To enable WordOps commands auto-completion, run the following command after WordOps installation:

source /etc/bash_completion.d/wo_auto.rc

Creating an alias for sudo wo

If you want to be able to use directly the command wo as non-root user, you can add a bash alias to automatically add sudo in front of the command wo.

Use the following command to add the alias :

echo -e "alias wo='sudo -E wo'" >> $HOME/.bashrc

Then apply it with source $HOME/.bashrc

Installing WordOps stacks (optional)

You can install WordOps main stacks with the following command before creating your first site, or create directly a site and WordOps will install required stacks.

Installing WordOps main stacks

wo stack install

Here the list of WordOps components installed with the above command:

Packages type Description
Nginx APT package WordOps web server
PHP 7.4 APT package PHP7.4-FPM
MariaDB 10.5 APT package Open-source version of MySQL
WP-CLI Binary The WordPress command-line tool
Composer Binary PHP packages manager
MySQLTuner Binary Command-line tool to tune MySQL
Fail2ban APT package Authentication bruteforce protection
phpMyAdmin Web App MySQL server web interface
Adminer Web App lightweight phpMyAdmin alternative
OpcacheGUI Web App web interface for Opcache monitoring
Netdata Binary Monitoring suite
Anemometer Web App MySQL Slow Query Monitor
WordOps dashboard Web App Bootstrap template for WordOps backend
eXtplorer Web App Web File manager Binary Command-line Linux cheatsheet
Sendmail APT package Sendmail MTA

Packages types

  • APT package are Debian packages installed from APT repositories
  • Binaries are simple executables (do not use any server resources when you are not running them)
  • Web App are PHP based applications

WordOps backend

After installing Nginx, WordOps will display your login credentials to access to WordOps backend. You haven't saved them ? Don't worry, you can change them at anytime with the command :

wo secure --auth

You will be prompted for a username and a password. If empty, WordOps will use the default username set during the installation and will generate a random password.

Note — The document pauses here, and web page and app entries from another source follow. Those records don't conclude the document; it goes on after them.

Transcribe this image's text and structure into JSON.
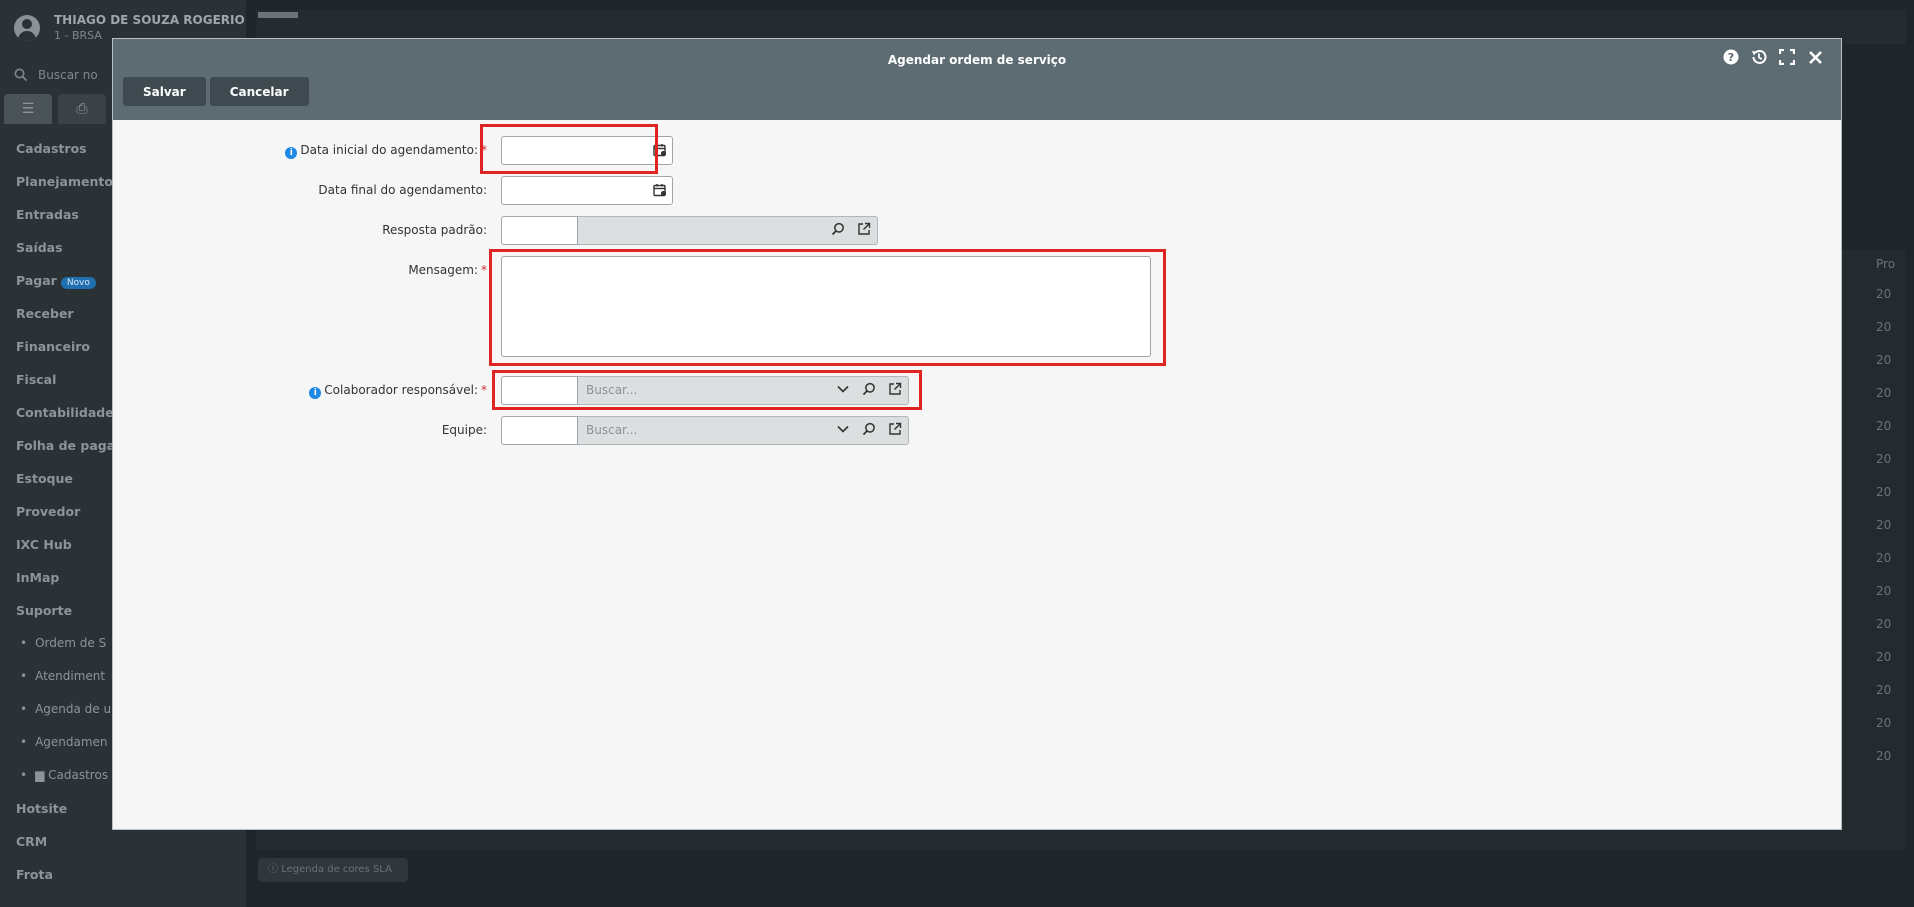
{
  "background": {
    "user_name": "THIAGO DE SOUZA ROGERIO",
    "user_sub": "1 - BRSA",
    "search_placeholder": "Buscar no",
    "menu": [
      "Cadastros",
      "Planejamento",
      "Entradas",
      "Saídas",
      "Pagar",
      "Receber",
      "Financeiro",
      "Fiscal",
      "Contabilidade",
      "Folha de pagar",
      "Estoque",
      "Provedor",
      "IXC Hub",
      "InMap",
      "Suporte"
    ],
    "menu_badge": "Novo",
    "submenu": [
      "Ordem de S",
      "Atendiment",
      "Agenda de u",
      "Agendamen",
      "Cadastros"
    ],
    "menu_bottom": [
      "Hotsite",
      "CRM",
      "Frota"
    ],
    "table_header": "Pro",
    "table_col": [
      "20",
      "20",
      "20",
      "20",
      "20",
      "20",
      "20",
      "20",
      "20",
      "20",
      "20",
      "20",
      "20",
      "20",
      "20"
    ],
    "footer": "Legenda de cores SLA"
  },
  "modal": {
    "title": "Agendar ordem de serviço",
    "save_label": "Salvar",
    "cancel_label": "Cancelar",
    "fields": {
      "data_inicial": {
        "label": "Data inicial do agendamento:",
        "required": "*"
      },
      "data_final": {
        "label": "Data final do agendamento:"
      },
      "resposta_padrao": {
        "label": "Resposta padrão:"
      },
      "mensagem": {
        "label": "Mensagem:",
        "required": "*"
      },
      "colaborador": {
        "label": "Colaborador responsável:",
        "required": "*",
        "placeholder": "Buscar..."
      },
      "equipe": {
        "label": "Equipe:",
        "placeholder": "Buscar..."
      }
    }
  },
  "colors": {
    "accent_red": "#e02424",
    "header": "#5d6b72",
    "info_blue": "#1e88e5"
  }
}
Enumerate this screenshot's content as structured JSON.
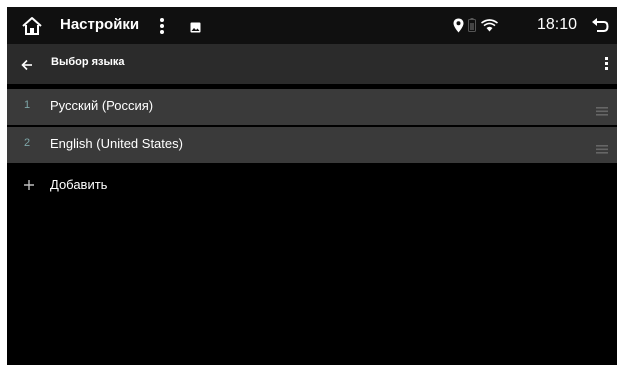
{
  "status_bar": {
    "app_title": "Настройки",
    "time": "18:10",
    "icons": [
      "home-icon",
      "more-vert-icon",
      "image-icon",
      "location-icon",
      "battery-icon",
      "wifi-icon",
      "back-icon"
    ]
  },
  "toolbar": {
    "title": "Выбор языка",
    "icons": [
      "arrow-back-icon",
      "more-vert-icon"
    ]
  },
  "languages": [
    {
      "index": "1",
      "label": "Русский (Россия)"
    },
    {
      "index": "2",
      "label": "English (United States)"
    }
  ],
  "add": {
    "label": "Добавить",
    "icon": "plus-icon"
  },
  "colors": {
    "status_bar_bg": "#101010",
    "toolbar_bg": "#2b2b2b",
    "row_bg": "#3a3a3a",
    "index_color": "#7ea6a8",
    "screen_bg": "#000000"
  }
}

You should now be able to access WordOps backend on https://YOUR.SERVER.IP:22222 or https://yourserver.hostname.tld:22222. You will probably be warned about the SSL certificate, but you can learn how to secure WordOps backend with a valid SSL certificate in the next part.

Securing WordOps backend

To secure WordOps backend with a valid SSL certificate, you just have to create a basic site with the domain/subdomain of your choice. WordOps will automatically use the first SSL certificate issued to secure the backend.

Example :

wo site create server.domain.tld -le

Then you will be able to access to the backend with : https://server.domain.tld:22222

Enabling UFW Firewall

If you haven't already configured a firewall on your server, you can use WordOps to automatically configure UFW with a minimal rules set for WordOps.

wo stack install --ufw